Housing secretary Robert Jenrick has announced that the government is to spend an additional £3.5 billion on paying for high-rise towers with dangerous cladding to be remediated, but is to introduce two new taxes for house builders to help recoup this huge cost.
Along with the existing £1.6 billion already spent by the Government on emergency measures to fix the cladding scandal following the Grenfell tower fire in 2017, this means the public purse has now paid out £5 billion to replace cladding in the private and public housing sectors.
But Jenrick revealed today that the extra funds would be only for towers over 18 metres tall or six storeys, and that those living in properties under that height would instead be offered long-term loans that would be guaranteed to cost no more than £50 a month.
Dominic Agace, chief executive of Winkworth, says: “The Government needs to allocate funds to remove cladding and fire safety defects from all blocks, irrespective of height. Most important of all, the homeowners in lower rise blocks should not have to bear any of the costs to make their homes safe.
“A loan scheme will mean that these homeowners will be shackled with another financial burden, which could make it extremely difficult to sell the property.”
Jenrick also said developers building towers in the future would pay an additional cladding levy, along with a general extra tax on large house builders, details of which will be revealed soon.
“Remedying the failures of building safety cannot just be a responsibility for taxpayers. That is why we will also be introducing a levy and tax on developers to contribute to righting the wrongs of the past,” he said.
“These measures will provide certainty to residents and lenders, boosting the housing market, reinstating the value of properties and getting buying and selling homes back on track. We are working with lenders and surveyors to make this happen.”
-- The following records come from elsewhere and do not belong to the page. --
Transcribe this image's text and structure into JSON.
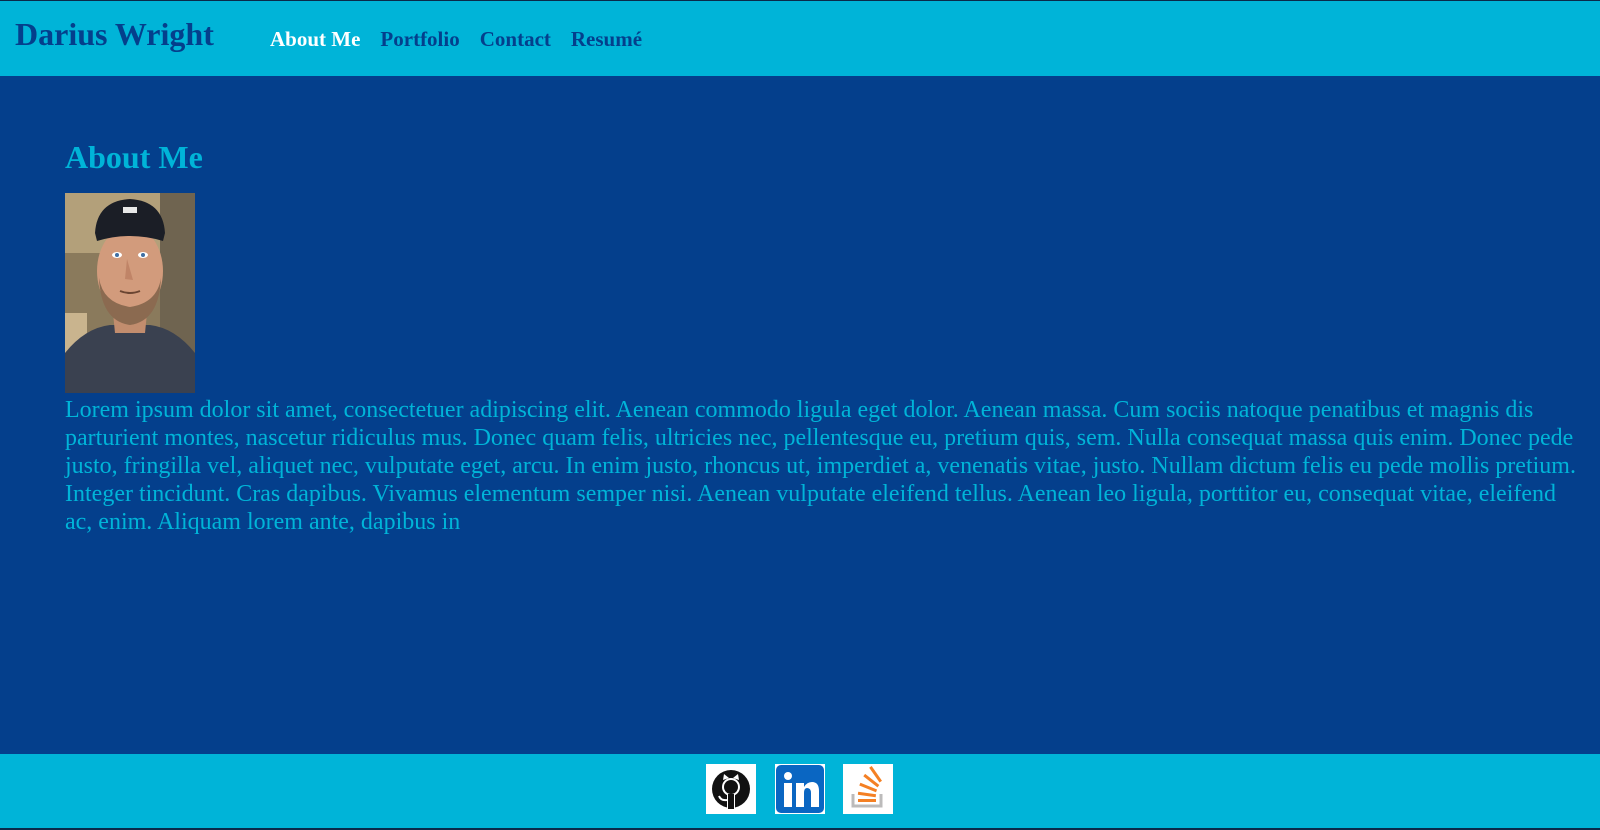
{
  "header": {
    "brand": "Darius Wright",
    "nav": [
      {
        "label": "About Me",
        "active": true
      },
      {
        "label": "Portfolio",
        "active": false
      },
      {
        "label": "Contact",
        "active": false
      },
      {
        "label": "Resumé",
        "active": false
      }
    ]
  },
  "main": {
    "title": "About Me",
    "bio": "Lorem ipsum dolor sit amet, consectetuer adipiscing elit. Aenean commodo ligula eget dolor. Aenean massa. Cum sociis natoque penatibus et magnis dis parturient montes, nascetur ridiculus mus. Donec quam felis, ultricies nec, pellentesque eu, pretium quis, sem. Nulla consequat massa quis enim. Donec pede justo, fringilla vel, aliquet nec, vulputate eget, arcu. In enim justo, rhoncus ut, imperdiet a, venenatis vitae, justo. Nullam dictum felis eu pede mollis pretium. Integer tincidunt. Cras dapibus. Vivamus elementum semper nisi. Aenean vulputate eleifend tellus. Aenean leo ligula, porttitor eu, consequat vitae, eleifend ac, enim. Aliquam lorem ante, dapibus in"
  },
  "footer": {
    "social": [
      {
        "icon": "github-icon"
      },
      {
        "icon": "linkedin-icon"
      },
      {
        "icon": "stackoverflow-icon"
      }
    ]
  },
  "colors": {
    "page_background": "#043f8c",
    "header_background": "#00b4d8",
    "brand_text": "#043f8c",
    "active_nav": "#ffffff",
    "accent_text": "#00b4d8",
    "linkedin_blue": "#0a66c2",
    "stackoverflow_orange": "#f48024"
  }
}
But leasehold campaigners remain unconvinced. Paul Afshar (pictured) of End Our Cladding Scandal says: “The Government promised us no leaseholder would have to pay to make their homes safe. Today we feel betrayed.
“We were hoping for a solution to stop the sleepless nights and for millions living in buildings less than 18m there has been none. Robert Jenrick needs to get a grip on the cladding crisis.
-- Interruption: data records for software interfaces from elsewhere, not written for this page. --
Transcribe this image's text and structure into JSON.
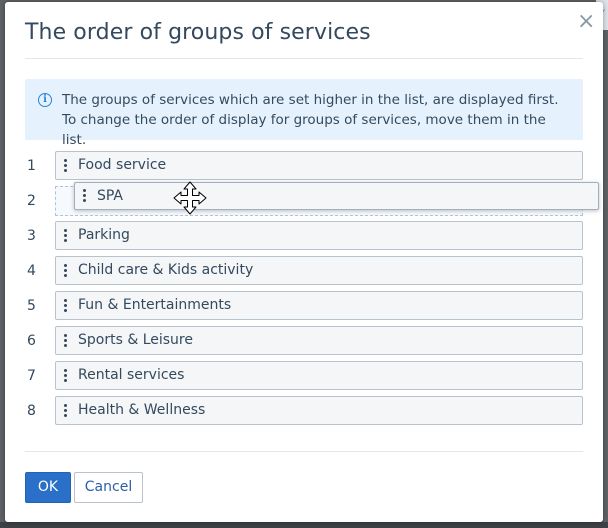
{
  "dialog": {
    "title": "The order of groups of services",
    "close_icon": "×",
    "info_text": "The groups of services which are set higher in the list, are displayed first. To change the order of display for groups of services, move them in the list."
  },
  "list": {
    "numbers": [
      "1",
      "2",
      "3",
      "4",
      "5",
      "6",
      "7",
      "8"
    ],
    "items": [
      "Food service",
      "Parking",
      "Child care & Kids activity",
      "Fun & Entertainments",
      "Sports & Leisure",
      "Rental services",
      "Health & Wellness"
    ],
    "dragging_item": "SPA"
  },
  "buttons": {
    "ok": "OK",
    "cancel": "Cancel"
  },
  "colors": {
    "accent": "#2a70c8",
    "info_bg": "#e5f2fd",
    "text": "#34495e"
  }
}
“Loans longer than mortgage terms for millions and not even enough to cover the cost of making the buildings that the government consider most high risk safe.”
Mark Hayward (pictured), Chief Policy Adviser, Propertymark, says: “We hope that extra funds announced today will make the process quick, efficient and cover the work needed to resolve any safety concerns residents face.
“Today’s announcement is just a start and the Government must now also commit to completely eradicating this type of cladding to ensure the safety of all properties and residents, not just in England but across the United Kingdom.
“Supporting and challenging our industry to deliver change is more vital now than ever, and it is encouraging to be one step closer to ensuring that people are safe within the confines of their own homes, as standard.”
Andrew Southern (pictured), Chairman of property developer Southern Grove, says: “Taxing developers, most of whom weren’t responsible for the cladding crisis, is just laughable.
“Why should a company that has never installed dangerous cladding, and perhaps never built high rise blocks in the past, be tarred with the same brush and penalised when they’re no more responsible for this scandal than those in other sectors building cars, running our hospitals and educating our children.”
David Westgate, group chief executive of Andrews Property Group, says: “This extra funding will barely scratch the surface of the cladding crisis in this country.
“Millions of property owners are stuck in limbo because their building has potentially unsafe cladding, and haven’t got the time to wait for it be replaced, which could take years.”